Question for Interviewer #6

"What does your ideal candidate look like?"

Understanding what skills and requirements fit within the role is not only crucial for the employer to understand; but crucial for you to understand as well. 

After the interviewer answers the question, reassure them you possess those traits with examples of when you displayed those characteristics. 

Question for Interviewer #7

"What are the major challenges I might face within this position?"

This question helps put yourself in the employer’s mind, so they can picture you working the role (while they answer the question).

Respond by telling them you've been in similar situations in the past and then explain how you resolved them. 


How many questions should you ask at the end of an interview?

Look to ask at least two to three questions at the end of your job interview. This will demonstrate your interest in the position along with proving to the hiring manager that you are a well organized/prepared candidate (thus taken seriously).


Wrapping Up | Best Questions to Ask at the End of an Interview

Remember, the 7 questions we provided are just examples and a general guide to help.

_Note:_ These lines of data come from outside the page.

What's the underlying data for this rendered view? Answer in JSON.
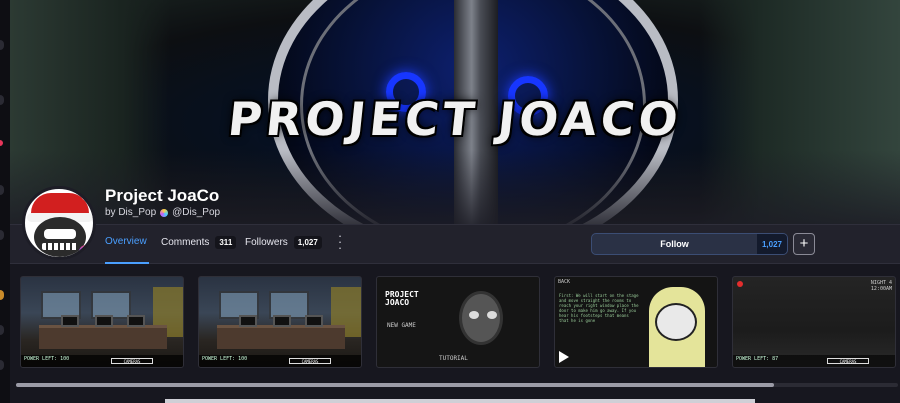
{
  "banner": {
    "logo_text": "PROJECT JOACO"
  },
  "game": {
    "title": "Project JoaCo",
    "by_label": "by Dis_Pop",
    "handle": "@Dis_Pop"
  },
  "nav": {
    "tabs": [
      {
        "label": "Overview",
        "active": true
      },
      {
        "label": "Comments",
        "count": "311"
      },
      {
        "label": "Followers",
        "count": "1,027"
      }
    ],
    "more_icon": "vertical-ellipsis-icon",
    "follow_label": "Follow",
    "follow_count": "1,027",
    "add_icon": "plus-icon",
    "plus_label": "+"
  },
  "gallery": {
    "shots": [
      {
        "kind": "office",
        "hud": "POWER LEFT: 100",
        "cam_label": "CAMERAS"
      },
      {
        "kind": "office",
        "hud": "POWER LEFT: 100",
        "cam_label": "CAMERAS"
      },
      {
        "kind": "menu",
        "title_line1": "PROJECT",
        "title_line2": "JOACO",
        "new_game": "NEW GAME",
        "tutorial": "TUTORIAL"
      },
      {
        "kind": "tutorial",
        "back": "BACK",
        "text": "First: We will start on the stage and move straight the rooms to reach your right window place the door to make him go away. If you hear his footsteps that means that he is gone",
        "play_icon": "play-icon"
      },
      {
        "kind": "dark",
        "night": "NIGHT 4",
        "time": "12:00AM",
        "hud": "POWER LEFT: 87",
        "cam_label": "CAMERAS"
      }
    ]
  },
  "colors": {
    "accent": "#4a9fff",
    "background": "#1d1d26",
    "follow_bg": "#2a3145"
  }
}
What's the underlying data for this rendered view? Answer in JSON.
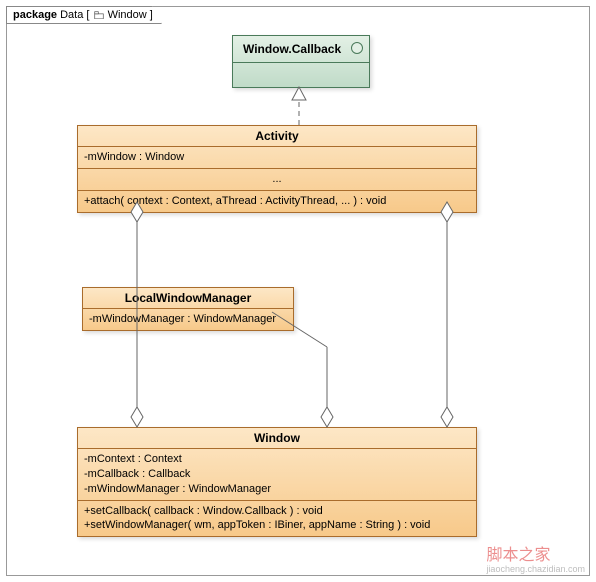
{
  "package": {
    "label_prefix": "package",
    "name": "Data",
    "bracket_open": "[",
    "bracket_close": "]",
    "inner": "Window"
  },
  "interface": {
    "name": "Window.Callback"
  },
  "activity": {
    "name": "Activity",
    "attrs": [
      "-mWindow : Window"
    ],
    "dots": "...",
    "ops": [
      "+attach( context : Context, aThread : ActivityThread, ... ) : void"
    ]
  },
  "localwm": {
    "name": "LocalWindowManager",
    "attrs": [
      "-mWindowManager : WindowManager"
    ]
  },
  "window": {
    "name": "Window",
    "attrs": [
      "-mContext : Context",
      "-mCallback : Callback",
      "-mWindowManager : WindowManager"
    ],
    "ops": [
      "+setCallback( callback : Window.Callback ) : void",
      "+setWindowManager( wm, appToken : IBiner, appName : String ) : void"
    ]
  },
  "watermark": {
    "main": "脚本之家",
    "sub": "jiaocheng.chazidian.com"
  }
}
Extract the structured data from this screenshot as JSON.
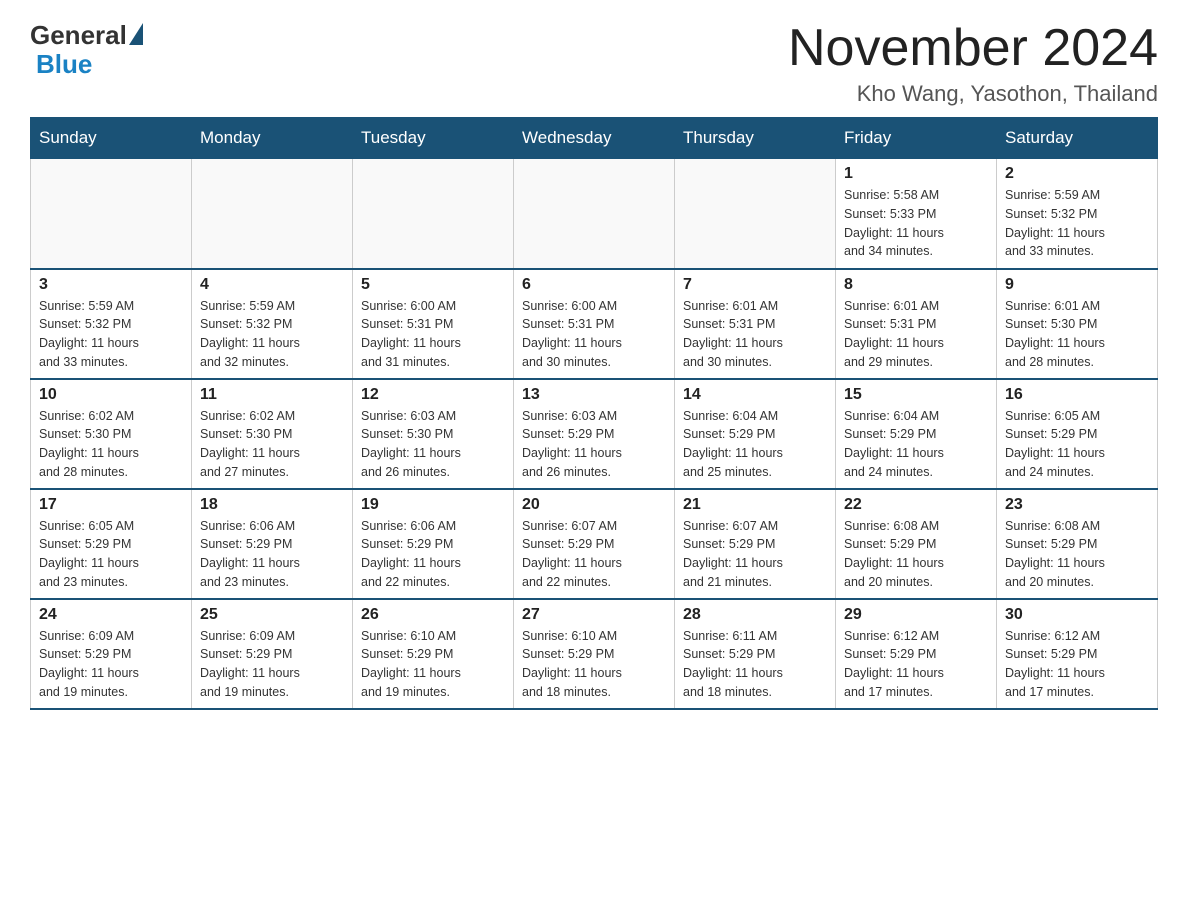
{
  "logo": {
    "general": "General",
    "blue": "Blue"
  },
  "header": {
    "title": "November 2024",
    "location": "Kho Wang, Yasothon, Thailand"
  },
  "weekdays": [
    "Sunday",
    "Monday",
    "Tuesday",
    "Wednesday",
    "Thursday",
    "Friday",
    "Saturday"
  ],
  "weeks": [
    [
      {
        "day": "",
        "info": ""
      },
      {
        "day": "",
        "info": ""
      },
      {
        "day": "",
        "info": ""
      },
      {
        "day": "",
        "info": ""
      },
      {
        "day": "",
        "info": ""
      },
      {
        "day": "1",
        "info": "Sunrise: 5:58 AM\nSunset: 5:33 PM\nDaylight: 11 hours\nand 34 minutes."
      },
      {
        "day": "2",
        "info": "Sunrise: 5:59 AM\nSunset: 5:32 PM\nDaylight: 11 hours\nand 33 minutes."
      }
    ],
    [
      {
        "day": "3",
        "info": "Sunrise: 5:59 AM\nSunset: 5:32 PM\nDaylight: 11 hours\nand 33 minutes."
      },
      {
        "day": "4",
        "info": "Sunrise: 5:59 AM\nSunset: 5:32 PM\nDaylight: 11 hours\nand 32 minutes."
      },
      {
        "day": "5",
        "info": "Sunrise: 6:00 AM\nSunset: 5:31 PM\nDaylight: 11 hours\nand 31 minutes."
      },
      {
        "day": "6",
        "info": "Sunrise: 6:00 AM\nSunset: 5:31 PM\nDaylight: 11 hours\nand 30 minutes."
      },
      {
        "day": "7",
        "info": "Sunrise: 6:01 AM\nSunset: 5:31 PM\nDaylight: 11 hours\nand 30 minutes."
      },
      {
        "day": "8",
        "info": "Sunrise: 6:01 AM\nSunset: 5:31 PM\nDaylight: 11 hours\nand 29 minutes."
      },
      {
        "day": "9",
        "info": "Sunrise: 6:01 AM\nSunset: 5:30 PM\nDaylight: 11 hours\nand 28 minutes."
      }
    ],
    [
      {
        "day": "10",
        "info": "Sunrise: 6:02 AM\nSunset: 5:30 PM\nDaylight: 11 hours\nand 28 minutes."
      },
      {
        "day": "11",
        "info": "Sunrise: 6:02 AM\nSunset: 5:30 PM\nDaylight: 11 hours\nand 27 minutes."
      },
      {
        "day": "12",
        "info": "Sunrise: 6:03 AM\nSunset: 5:30 PM\nDaylight: 11 hours\nand 26 minutes."
      },
      {
        "day": "13",
        "info": "Sunrise: 6:03 AM\nSunset: 5:29 PM\nDaylight: 11 hours\nand 26 minutes."
      },
      {
        "day": "14",
        "info": "Sunrise: 6:04 AM\nSunset: 5:29 PM\nDaylight: 11 hours\nand 25 minutes."
      },
      {
        "day": "15",
        "info": "Sunrise: 6:04 AM\nSunset: 5:29 PM\nDaylight: 11 hours\nand 24 minutes."
      },
      {
        "day": "16",
        "info": "Sunrise: 6:05 AM\nSunset: 5:29 PM\nDaylight: 11 hours\nand 24 minutes."
      }
    ],
    [
      {
        "day": "17",
        "info": "Sunrise: 6:05 AM\nSunset: 5:29 PM\nDaylight: 11 hours\nand 23 minutes."
      },
      {
        "day": "18",
        "info": "Sunrise: 6:06 AM\nSunset: 5:29 PM\nDaylight: 11 hours\nand 23 minutes."
      },
      {
        "day": "19",
        "info": "Sunrise: 6:06 AM\nSunset: 5:29 PM\nDaylight: 11 hours\nand 22 minutes."
      },
      {
        "day": "20",
        "info": "Sunrise: 6:07 AM\nSunset: 5:29 PM\nDaylight: 11 hours\nand 22 minutes."
      },
      {
        "day": "21",
        "info": "Sunrise: 6:07 AM\nSunset: 5:29 PM\nDaylight: 11 hours\nand 21 minutes."
      },
      {
        "day": "22",
        "info": "Sunrise: 6:08 AM\nSunset: 5:29 PM\nDaylight: 11 hours\nand 20 minutes."
      },
      {
        "day": "23",
        "info": "Sunrise: 6:08 AM\nSunset: 5:29 PM\nDaylight: 11 hours\nand 20 minutes."
      }
    ],
    [
      {
        "day": "24",
        "info": "Sunrise: 6:09 AM\nSunset: 5:29 PM\nDaylight: 11 hours\nand 19 minutes."
      },
      {
        "day": "25",
        "info": "Sunrise: 6:09 AM\nSunset: 5:29 PM\nDaylight: 11 hours\nand 19 minutes."
      },
      {
        "day": "26",
        "info": "Sunrise: 6:10 AM\nSunset: 5:29 PM\nDaylight: 11 hours\nand 19 minutes."
      },
      {
        "day": "27",
        "info": "Sunrise: 6:10 AM\nSunset: 5:29 PM\nDaylight: 11 hours\nand 18 minutes."
      },
      {
        "day": "28",
        "info": "Sunrise: 6:11 AM\nSunset: 5:29 PM\nDaylight: 11 hours\nand 18 minutes."
      },
      {
        "day": "29",
        "info": "Sunrise: 6:12 AM\nSunset: 5:29 PM\nDaylight: 11 hours\nand 17 minutes."
      },
      {
        "day": "30",
        "info": "Sunrise: 6:12 AM\nSunset: 5:29 PM\nDaylight: 11 hours\nand 17 minutes."
      }
    ]
  ]
}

Understand what's important to you, pick your favorites, and write them down before your interview.

  1. "What do the daily responsibilities of the role entail?"

  2. "What's your favorite part about working at the company?"

  3. "Based on what you've heard during our interview, what can I do to improve or better myself moving forward?"

  4. "What are the company's values?"

  5. "Are there opportunities to grow within the company?"

  6. "What does your ideal candidate look like?"

  7. "What are the major challenges I might face in this position?"

Many interviewees refuse to ask questions because they don't feel qualified or confident enough to do so. Don't be that person!

The ones who ask questions are often the ones who stick out to hiring managers in the end.

Best of luck! 

Quick Note: Type out your questions and bring them to the interview. There's no need to memorize them. This shows the interviewer you are prepared, and it provides a sheet to take notes from while they answer.

 

Title: 7 Best Questions to Ask the Interviewer

Category: theInterview

Tags: Questions for Interviewer, Best questions to ask the interviewer, Great interview questions to ask employer, Questions for hiring manager, top questions to ask an interviewer, what questions should I ask an interviewer, questions to ask in a job interview as the employee


Author: Reid is a contributor to theJub. He's an employment and marketing enthusiast who studied business before taking on various recruiting, management, and marketing roles. More from the author.